-- Your assignment --
Once the pictures are set aside, copy everything else in the records exactly.

-- Supplied data --
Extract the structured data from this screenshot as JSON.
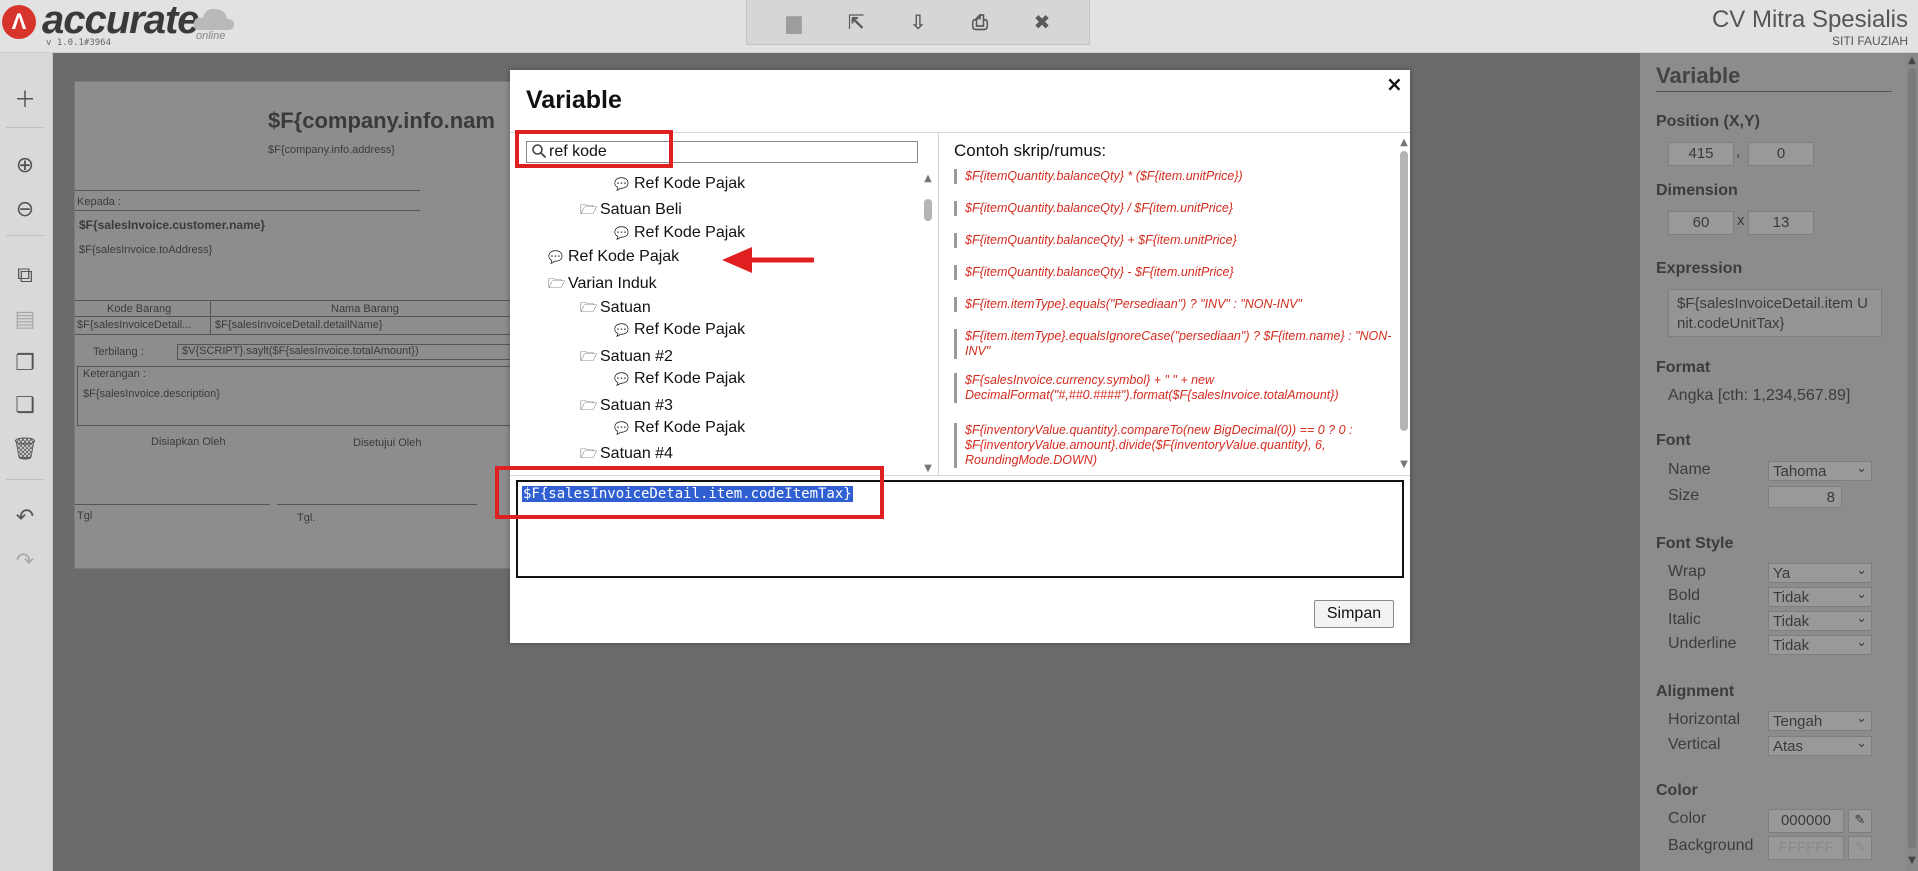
{
  "app": {
    "logo_text": "accurate",
    "version": "v 1.0.1#3964",
    "logo_sub": "online",
    "company": "CV Mitra Spesialis",
    "user": "SITI FAUZIAH"
  },
  "document": {
    "company_name": "$F{company.info.nam",
    "company_address": "$F{company.info.address}",
    "kepada_label": "Kepada :",
    "customer_name": "$F{salesInvoice.customer.name}",
    "to_address": "$F{salesInvoice.toAddress}",
    "col_kode": "Kode Barang",
    "col_nama": "Nama Barang",
    "cell_kode": "$F{salesInvoiceDetail...",
    "cell_nama": "$F{salesInvoiceDetail.detailName}",
    "terbilang_label": "Terbilang :",
    "terbilang_value": "$V{SCRIPT}.saylt($F{salesInvoice.totalAmount})",
    "keterangan_label": "Keterangan :",
    "keterangan_value": "$F{salesInvoice.description}",
    "disiapkan": "Disiapkan Oleh",
    "disetujui": "Disetujui Oleh",
    "tgl1": "Tgl",
    "tgl2": "Tgl."
  },
  "modal": {
    "title": "Variable",
    "close": "×",
    "search_value": "ref kode",
    "tree": [
      {
        "label": "Ref Kode Pajak",
        "icon": "comment-icon",
        "level": 2
      },
      {
        "label": "Satuan Beli",
        "icon": "folder-open-icon",
        "level": 1
      },
      {
        "label": "Ref Kode Pajak",
        "icon": "comment-icon",
        "level": 2
      },
      {
        "label": "Ref Kode Pajak",
        "icon": "comment-icon",
        "level": 0
      },
      {
        "label": "Varian Induk",
        "icon": "folder-open-icon",
        "level": 0
      },
      {
        "label": "Satuan",
        "icon": "folder-open-icon",
        "level": 1
      },
      {
        "label": "Ref Kode Pajak",
        "icon": "comment-icon",
        "level": 2
      },
      {
        "label": "Satuan #2",
        "icon": "folder-open-icon",
        "level": 1
      },
      {
        "label": "Ref Kode Pajak",
        "icon": "comment-icon",
        "level": 2
      },
      {
        "label": "Satuan #3",
        "icon": "folder-open-icon",
        "level": 1
      },
      {
        "label": "Ref Kode Pajak",
        "icon": "comment-icon",
        "level": 2
      },
      {
        "label": "Satuan #4",
        "icon": "folder-open-icon",
        "level": 1
      }
    ],
    "examples_title": "Contoh skrip/rumus:",
    "examples": [
      "$F{itemQuantity.balanceQty} * ($F{item.unitPrice})",
      "$F{itemQuantity.balanceQty} / $F{item.unitPrice}",
      "$F{itemQuantity.balanceQty} + $F{item.unitPrice}",
      "$F{itemQuantity.balanceQty} - $F{item.unitPrice}",
      "$F{item.itemType}.equals(\"Persediaan\") ? \"INV\" : \"NON-INV\"",
      "$F{item.itemType}.equalsIgnoreCase(\"persediaan\") ? $F{item.name} : \"NON-INV\"",
      "$F{salesInvoice.currency.symbol} + \" \" + new DecimalFormat(\"#,##0.####\").format($F{salesInvoice.totalAmount})",
      "$F{inventoryValue.quantity}.compareTo(new BigDecimal(0)) == 0 ? 0 : $F{inventoryValue.amount}.divide($F{inventoryValue.quantity}, 6, RoundingMode.DOWN)"
    ],
    "expression": "$F{salesInvoiceDetail.item.codeItemTax}",
    "save_label": "Simpan"
  },
  "panel": {
    "title": "Variable",
    "position_label": "Position (X,Y)",
    "pos_x": "415",
    "pos_sep": ",",
    "pos_y": "0",
    "dimension_label": "Dimension",
    "dim_w": "60",
    "dim_sep": "x",
    "dim_h": "13",
    "expression_label": "Expression",
    "expression_value": "$F{salesInvoiceDetail.item Unit.codeUnitTax}",
    "format_label": "Format",
    "format_value": "Angka [cth: 1,234,567.89]",
    "font_label": "Font",
    "font_name_label": "Name",
    "font_name_value": "Tahoma",
    "font_size_label": "Size",
    "font_size_value": "8",
    "font_style_label": "Font Style",
    "wrap_label": "Wrap",
    "wrap_value": "Ya",
    "bold_label": "Bold",
    "bold_value": "Tidak",
    "italic_label": "Italic",
    "italic_value": "Tidak",
    "underline_label": "Underline",
    "underline_value": "Tidak",
    "alignment_label": "Alignment",
    "horizontal_label": "Horizontal",
    "horizontal_value": "Tengah",
    "vertical_label": "Vertical",
    "vertical_value": "Atas",
    "color_label": "Color",
    "color_field_label": "Color",
    "color_value": "000000",
    "background_label": "Background",
    "background_value": "FFFFFF"
  }
}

-- Written answer --
Extract the structured data from this screenshot as JSON.
{
  "app": {
    "logo_text": "accurate",
    "version": "v 1.0.1#3964",
    "logo_sub": "online",
    "company": "CV Mitra Spesialis",
    "user": "SITI FAUZIAH"
  },
  "document": {
    "company_name": "$F{company.info.nam",
    "company_address": "$F{company.info.address}",
    "kepada_label": "Kepada :",
    "customer_name": "$F{salesInvoice.customer.name}",
    "to_address": "$F{salesInvoice.toAddress}",
    "col_kode": "Kode Barang",
    "col_nama": "Nama Barang",
    "cell_kode": "$F{salesInvoiceDetail...",
    "cell_nama": "$F{salesInvoiceDetail.detailName}",
    "terbilang_label": "Terbilang :",
    "terbilang_value": "$V{SCRIPT}.saylt($F{salesInvoice.totalAmount})",
    "keterangan_label": "Keterangan :",
    "keterangan_value": "$F{salesInvoice.description}",
    "disiapkan": "Disiapkan Oleh",
    "disetujui": "Disetujui Oleh",
    "tgl1": "Tgl",
    "tgl2": "Tgl."
  },
  "modal": {
    "title": "Variable",
    "close": "×",
    "search_value": "ref kode",
    "tree": [
      {
        "label": "Ref Kode Pajak",
        "icon": "comment-icon",
        "level": 2
      },
      {
        "label": "Satuan Beli",
        "icon": "folder-open-icon",
        "level": 1
      },
      {
        "label": "Ref Kode Pajak",
        "icon": "comment-icon",
        "level": 2
      },
      {
        "label": "Ref Kode Pajak",
        "icon": "comment-icon",
        "level": 0
      },
      {
        "label": "Varian Induk",
        "icon": "folder-open-icon",
        "level": 0
      },
      {
        "label": "Satuan",
        "icon": "folder-open-icon",
        "level": 1
      },
      {
        "label": "Ref Kode Pajak",
        "icon": "comment-icon",
        "level": 2
      },
      {
        "label": "Satuan #2",
        "icon": "folder-open-icon",
        "level": 1
      },
      {
        "label": "Ref Kode Pajak",
        "icon": "comment-icon",
        "level": 2
      },
      {
        "label": "Satuan #3",
        "icon": "folder-open-icon",
        "level": 1
      },
      {
        "label": "Ref Kode Pajak",
        "icon": "comment-icon",
        "level": 2
      },
      {
        "label": "Satuan #4",
        "icon": "folder-open-icon",
        "level": 1
      }
    ],
    "examples_title": "Contoh skrip/rumus:",
    "examples": [
      "$F{itemQuantity.balanceQty} * ($F{item.unitPrice})",
      "$F{itemQuantity.balanceQty} / $F{item.unitPrice}",
      "$F{itemQuantity.balanceQty} + $F{item.unitPrice}",
      "$F{itemQuantity.balanceQty} - $F{item.unitPrice}",
      "$F{item.itemType}.equals(\"Persediaan\") ? \"INV\" : \"NON-INV\"",
      "$F{item.itemType}.equalsIgnoreCase(\"persediaan\") ? $F{item.name} : \"NON-INV\"",
      "$F{salesInvoice.currency.symbol} + \" \" + new DecimalFormat(\"#,##0.####\").format($F{salesInvoice.totalAmount})",
      "$F{inventoryValue.quantity}.compareTo(new BigDecimal(0)) == 0 ? 0 : $F{inventoryValue.amount}.divide($F{inventoryValue.quantity}, 6, RoundingMode.DOWN)"
    ],
    "expression": "$F{salesInvoiceDetail.item.codeItemTax}",
    "save_label": "Simpan"
  },
  "panel": {
    "title": "Variable",
    "position_label": "Position (X,Y)",
    "pos_x": "415",
    "pos_sep": ",",
    "pos_y": "0",
    "dimension_label": "Dimension",
    "dim_w": "60",
    "dim_sep": "x",
    "dim_h": "13",
    "expression_label": "Expression",
    "expression_value": "$F{salesInvoiceDetail.item Unit.codeUnitTax}",
    "format_label": "Format",
    "format_value": "Angka [cth: 1,234,567.89]",
    "font_label": "Font",
    "font_name_label": "Name",
    "font_name_value": "Tahoma",
    "font_size_label": "Size",
    "font_size_value": "8",
    "font_style_label": "Font Style",
    "wrap_label": "Wrap",
    "wrap_value": "Ya",
    "bold_label": "Bold",
    "bold_value": "Tidak",
    "italic_label": "Italic",
    "italic_value": "Tidak",
    "underline_label": "Underline",
    "underline_value": "Tidak",
    "alignment_label": "Alignment",
    "horizontal_label": "Horizontal",
    "horizontal_value": "Tengah",
    "vertical_label": "Vertical",
    "vertical_value": "Atas",
    "color_label": "Color",
    "color_field_label": "Color",
    "color_value": "000000",
    "background_label": "Background",
    "background_value": "FFFFFF"
  }
}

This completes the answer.